Top of Data for review

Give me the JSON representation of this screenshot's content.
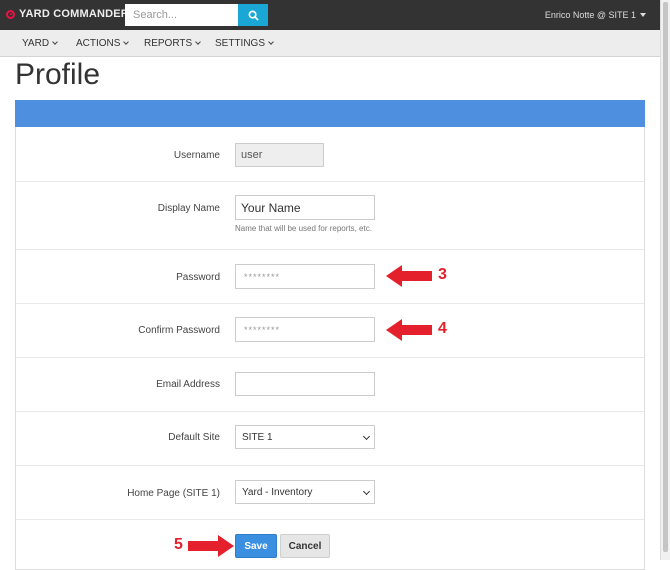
{
  "header": {
    "brand": "YARD COMMANDER",
    "search_placeholder": "Search...",
    "user_menu": "Enrico Notte @ SITE 1"
  },
  "nav": {
    "items": [
      {
        "label": "YARD"
      },
      {
        "label": "ACTIONS"
      },
      {
        "label": "REPORTS"
      },
      {
        "label": "SETTINGS"
      }
    ]
  },
  "page": {
    "title": "Profile"
  },
  "form": {
    "username": {
      "label": "Username",
      "value": "user"
    },
    "display_name": {
      "label": "Display Name",
      "value": "Your Name",
      "help": "Name that will be used for reports, etc."
    },
    "password": {
      "label": "Password",
      "value": "********"
    },
    "confirm_password": {
      "label": "Confirm Password",
      "value": "********"
    },
    "email": {
      "label": "Email Address",
      "value": ""
    },
    "default_site": {
      "label": "Default Site",
      "value": "SITE 1"
    },
    "home_page": {
      "label": "Home Page (SITE 1)",
      "value": "Yard - Inventory"
    },
    "save_label": "Save",
    "cancel_label": "Cancel"
  },
  "annotations": {
    "step_3": "3",
    "step_4": "4",
    "step_5": "5",
    "color": "#e3202b"
  },
  "colors": {
    "topbar": "#333333",
    "accent": "#1ba7d6",
    "panel_header": "#4f8fe0",
    "save_button": "#3a8fe0"
  }
}
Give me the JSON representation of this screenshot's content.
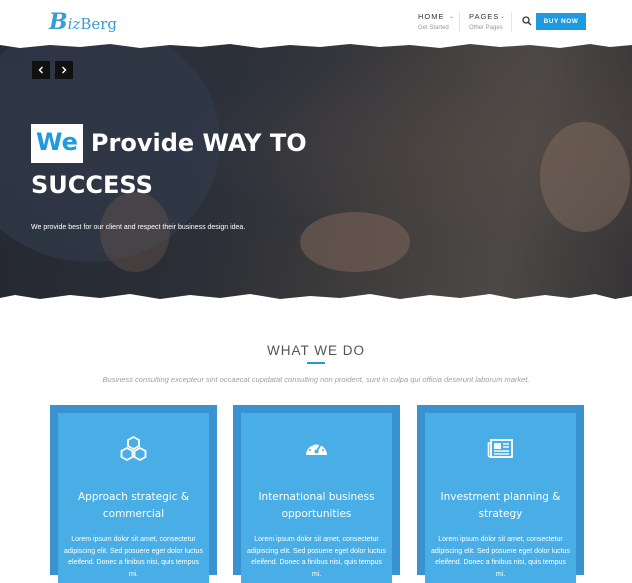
{
  "brand": {
    "logo_b": "B",
    "logo_iz": "iz",
    "logo_rest": "Berg"
  },
  "nav": {
    "items": [
      {
        "label": "HOME",
        "sub": "Get Started"
      },
      {
        "label": "PAGES",
        "sub": "Other Pages"
      }
    ],
    "buy_label": "BUY NOW"
  },
  "hero": {
    "highlight": "We",
    "title_line1": "Provide WAY TO",
    "title_line2": "SUCCESS",
    "subtitle": "We provide best for our client and respect their business design idea."
  },
  "section": {
    "title": "WHAT WE DO",
    "description": "Business consulting excepteur sint occaecat cupidatat consulting non proident, sunt in culpa qui officia deserunt laborum market."
  },
  "cards": [
    {
      "title_line1": "Approach strategic &",
      "title_line2": "commercial",
      "text": "Lorem ipsum dolor sit amet, consectetur adipiscing elit. Sed posuere eget dolor luctus eleifend. Donec a finibus nisi, quis tempus mi.",
      "icon": "cubes-icon"
    },
    {
      "title_line1": "International business",
      "title_line2": "opportunities",
      "text": "Lorem ipsum dolor sit amet, consectetur adipiscing elit. Sed posuere eget dolor luctus eleifend. Donec a finibus nisi, quis tempus mi.",
      "icon": "dashboard-icon"
    },
    {
      "title_line1": "Investment planning &",
      "title_line2": "strategy",
      "text": "Lorem ipsum dolor sit amet, consectetur adipiscing elit. Sed posuere eget dolor luctus eleifend. Donec a finibus nisi, quis tempus mi.",
      "icon": "newspaper-icon"
    }
  ],
  "colors": {
    "accent": "#1e9be0",
    "card_outer": "#3a93d0",
    "card_inner": "#4aaee6"
  }
}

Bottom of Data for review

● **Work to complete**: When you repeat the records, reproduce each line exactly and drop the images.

● **Response to this task**:
Give me the JSON representation of this screenshot's content.
{
  "header": {
    "brand": "YARD COMMANDER",
    "search_placeholder": "Search...",
    "user_menu": "Enrico Notte @ SITE 1"
  },
  "nav": {
    "items": [
      {
        "label": "YARD"
      },
      {
        "label": "ACTIONS"
      },
      {
        "label": "REPORTS"
      },
      {
        "label": "SETTINGS"
      }
    ]
  },
  "page": {
    "title": "Profile"
  },
  "form": {
    "username": {
      "label": "Username",
      "value": "user"
    },
    "display_name": {
      "label": "Display Name",
      "value": "Your Name",
      "help": "Name that will be used for reports, etc."
    },
    "password": {
      "label": "Password",
      "value": "********"
    },
    "confirm_password": {
      "label": "Confirm Password",
      "value": "********"
    },
    "email": {
      "label": "Email Address",
      "value": ""
    },
    "default_site": {
      "label": "Default Site",
      "value": "SITE 1"
    },
    "home_page": {
      "label": "Home Page (SITE 1)",
      "value": "Yard - Inventory"
    },
    "save_label": "Save",
    "cancel_label": "Cancel"
  },
  "annotations": {
    "step_3": "3",
    "step_4": "4",
    "step_5": "5",
    "color": "#e3202b"
  },
  "colors": {
    "topbar": "#333333",
    "accent": "#1ba7d6",
    "panel_header": "#4f8fe0",
    "save_button": "#3a8fe0"
  }
}
Give me the JSON representation of this screenshot's content.
{
  "brand": {
    "logo_b": "B",
    "logo_iz": "iz",
    "logo_rest": "Berg"
  },
  "nav": {
    "items": [
      {
        "label": "HOME",
        "sub": "Get Started"
      },
      {
        "label": "PAGES",
        "sub": "Other Pages"
      }
    ],
    "buy_label": "BUY NOW"
  },
  "hero": {
    "highlight": "We",
    "title_line1": "Provide WAY TO",
    "title_line2": "SUCCESS",
    "subtitle": "We provide best for our client and respect their business design idea."
  },
  "section": {
    "title": "WHAT WE DO",
    "description": "Business consulting excepteur sint occaecat cupidatat consulting non proident, sunt in culpa qui officia deserunt laborum market."
  },
  "cards": [
    {
      "title_line1": "Approach strategic &",
      "title_line2": "commercial",
      "text": "Lorem ipsum dolor sit amet, consectetur adipiscing elit. Sed posuere eget dolor luctus eleifend. Donec a finibus nisi, quis tempus mi.",
      "icon": "cubes-icon"
    },
    {
      "title_line1": "International business",
      "title_line2": "opportunities",
      "text": "Lorem ipsum dolor sit amet, consectetur adipiscing elit. Sed posuere eget dolor luctus eleifend. Donec a finibus nisi, quis tempus mi.",
      "icon": "dashboard-icon"
    },
    {
      "title_line1": "Investment planning &",
      "title_line2": "strategy",
      "text": "Lorem ipsum dolor sit amet, consectetur adipiscing elit. Sed posuere eget dolor luctus eleifend. Donec a finibus nisi, quis tempus mi.",
      "icon": "newspaper-icon"
    }
  ],
  "colors": {
    "accent": "#1e9be0",
    "card_outer": "#3a93d0",
    "card_inner": "#4aaee6"
  }
}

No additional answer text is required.